One strategy for supporting mental well-being in young people includes taking proactive measures to reduce their exposure to racist messaging. This might include limiting the amount of television or other forms of media that children consume. However, because racism is so widespread and embedded in American culture, children will inevitably notice racial patterns that identify and reinforce social hierarchies. Studies have shown that babies recognize race-based differences around six months and begin to develop racial bias by age three. For Black children, the association of race and status can contribute to low self-esteem and other negative mental health outcomes.
“As we near the end of Black History Month 2023, it is especially pertinent to highlight the significance of building a healthy racial identity in children and youth.”
Research reveals that adults who teach children about their history and culture and how to navigate negative racial messaging are more likely to question the dominant culture’s worldviews and be proud of their heritage. Moreover, creating an environment where children and youth can ask questions and express their thoughts and feelings without fear of judgment or retaliation is essential.
As parents and adults working with children, we are tasked to provide them with the tools to become well-rounded individuals who embrace diversity and challenge the status quo. To this end, Melissa A. Little, author of “Protecting Our Children Together: Minimizing the Psychological Harms of Racism,” provides a valuable guide for approaching difficult conversations about race with children and youth. Her newly launched self-paced course, “Protecting Our Children Together: Building a Positive Racial Identity in Children and Youth,” offers further support on the importance of initiating these conversations early and provides practical strategies for doing so in a way that promotes good mental health.

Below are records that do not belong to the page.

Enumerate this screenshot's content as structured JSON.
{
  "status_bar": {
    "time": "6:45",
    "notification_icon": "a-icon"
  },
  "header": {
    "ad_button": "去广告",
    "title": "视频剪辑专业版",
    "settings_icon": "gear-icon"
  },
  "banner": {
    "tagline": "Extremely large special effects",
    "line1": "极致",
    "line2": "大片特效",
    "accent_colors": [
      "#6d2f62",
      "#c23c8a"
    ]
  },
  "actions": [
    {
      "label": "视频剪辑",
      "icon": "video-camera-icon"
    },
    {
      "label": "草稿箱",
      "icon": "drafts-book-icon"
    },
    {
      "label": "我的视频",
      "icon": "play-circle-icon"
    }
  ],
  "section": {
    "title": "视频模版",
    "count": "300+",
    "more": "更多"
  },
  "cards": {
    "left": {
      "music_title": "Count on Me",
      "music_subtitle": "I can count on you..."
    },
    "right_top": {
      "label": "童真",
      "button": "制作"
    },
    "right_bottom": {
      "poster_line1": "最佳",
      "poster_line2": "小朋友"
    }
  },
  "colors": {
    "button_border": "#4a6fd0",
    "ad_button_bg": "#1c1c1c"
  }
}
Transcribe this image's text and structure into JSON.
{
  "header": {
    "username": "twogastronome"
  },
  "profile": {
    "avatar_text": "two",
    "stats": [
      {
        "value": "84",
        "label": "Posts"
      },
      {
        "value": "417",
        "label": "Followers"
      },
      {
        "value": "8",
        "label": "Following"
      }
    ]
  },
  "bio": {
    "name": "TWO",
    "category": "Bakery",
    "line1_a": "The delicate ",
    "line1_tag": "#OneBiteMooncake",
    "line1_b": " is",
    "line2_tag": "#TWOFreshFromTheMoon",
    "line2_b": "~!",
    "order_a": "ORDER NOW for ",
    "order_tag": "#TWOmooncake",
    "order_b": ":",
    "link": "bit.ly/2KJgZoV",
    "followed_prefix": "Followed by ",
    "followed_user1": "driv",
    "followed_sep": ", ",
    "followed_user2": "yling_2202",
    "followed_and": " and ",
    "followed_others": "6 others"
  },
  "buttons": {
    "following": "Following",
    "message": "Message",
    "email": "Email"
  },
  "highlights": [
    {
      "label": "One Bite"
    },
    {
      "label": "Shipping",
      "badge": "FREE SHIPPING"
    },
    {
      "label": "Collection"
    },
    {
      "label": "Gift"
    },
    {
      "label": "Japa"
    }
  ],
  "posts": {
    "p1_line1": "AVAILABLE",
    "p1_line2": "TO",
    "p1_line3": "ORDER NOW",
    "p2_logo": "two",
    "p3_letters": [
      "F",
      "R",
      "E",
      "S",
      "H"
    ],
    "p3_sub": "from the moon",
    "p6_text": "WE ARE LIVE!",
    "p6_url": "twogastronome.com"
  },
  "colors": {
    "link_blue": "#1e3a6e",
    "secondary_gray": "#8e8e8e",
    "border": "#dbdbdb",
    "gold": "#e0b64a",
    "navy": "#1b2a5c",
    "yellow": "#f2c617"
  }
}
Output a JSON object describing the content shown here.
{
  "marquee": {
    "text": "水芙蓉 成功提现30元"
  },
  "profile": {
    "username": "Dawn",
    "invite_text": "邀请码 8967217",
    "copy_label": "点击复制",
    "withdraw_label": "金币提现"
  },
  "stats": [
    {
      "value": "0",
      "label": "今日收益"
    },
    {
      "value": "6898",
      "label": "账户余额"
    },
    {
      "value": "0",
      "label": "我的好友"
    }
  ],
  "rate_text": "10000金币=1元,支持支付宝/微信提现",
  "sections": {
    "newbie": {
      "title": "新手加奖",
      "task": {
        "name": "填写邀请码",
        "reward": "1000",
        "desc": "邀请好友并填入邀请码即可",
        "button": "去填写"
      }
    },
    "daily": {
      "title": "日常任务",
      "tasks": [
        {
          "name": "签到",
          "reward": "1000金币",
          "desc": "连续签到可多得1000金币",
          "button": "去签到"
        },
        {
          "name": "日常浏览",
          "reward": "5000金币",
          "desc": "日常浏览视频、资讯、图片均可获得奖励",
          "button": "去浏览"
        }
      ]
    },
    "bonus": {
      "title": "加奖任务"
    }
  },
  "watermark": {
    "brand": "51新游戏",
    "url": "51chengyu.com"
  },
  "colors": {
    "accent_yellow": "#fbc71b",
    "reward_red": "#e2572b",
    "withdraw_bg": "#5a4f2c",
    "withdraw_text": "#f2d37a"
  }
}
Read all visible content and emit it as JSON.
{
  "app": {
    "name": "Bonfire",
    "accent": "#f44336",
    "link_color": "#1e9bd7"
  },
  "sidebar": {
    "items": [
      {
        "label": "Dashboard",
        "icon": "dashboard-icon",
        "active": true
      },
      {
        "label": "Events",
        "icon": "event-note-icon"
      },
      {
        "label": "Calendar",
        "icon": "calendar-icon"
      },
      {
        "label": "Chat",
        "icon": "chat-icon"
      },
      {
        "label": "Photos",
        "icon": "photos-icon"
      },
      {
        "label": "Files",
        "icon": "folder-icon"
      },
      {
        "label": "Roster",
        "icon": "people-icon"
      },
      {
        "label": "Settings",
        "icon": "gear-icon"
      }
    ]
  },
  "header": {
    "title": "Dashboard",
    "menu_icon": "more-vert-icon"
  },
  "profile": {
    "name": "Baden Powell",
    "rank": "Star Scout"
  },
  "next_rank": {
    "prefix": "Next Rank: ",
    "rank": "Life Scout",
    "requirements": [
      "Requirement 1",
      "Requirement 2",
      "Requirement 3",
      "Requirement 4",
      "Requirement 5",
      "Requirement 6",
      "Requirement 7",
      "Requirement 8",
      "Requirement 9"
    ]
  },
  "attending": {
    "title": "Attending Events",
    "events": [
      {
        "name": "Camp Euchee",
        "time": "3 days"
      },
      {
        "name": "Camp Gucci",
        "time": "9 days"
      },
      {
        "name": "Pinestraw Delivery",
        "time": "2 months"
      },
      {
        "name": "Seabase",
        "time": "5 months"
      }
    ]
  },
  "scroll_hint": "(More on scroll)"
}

Let us embrace Black History Month’s theme of Black Resistance by educating and empowering young people to become resilient and proud of their heritage. By talking to young people about race in a manner that promotes self-esteem and positive self-identity, we can contribute to the ongoing resistance against the pervasive effects of racism. The book and course “Protecting Our Children Together” teaches us how to have these challenging discussions in a way that builds confidence and dignity. It is time to create a better future for all by fostering a healthy racial identity in children and youth.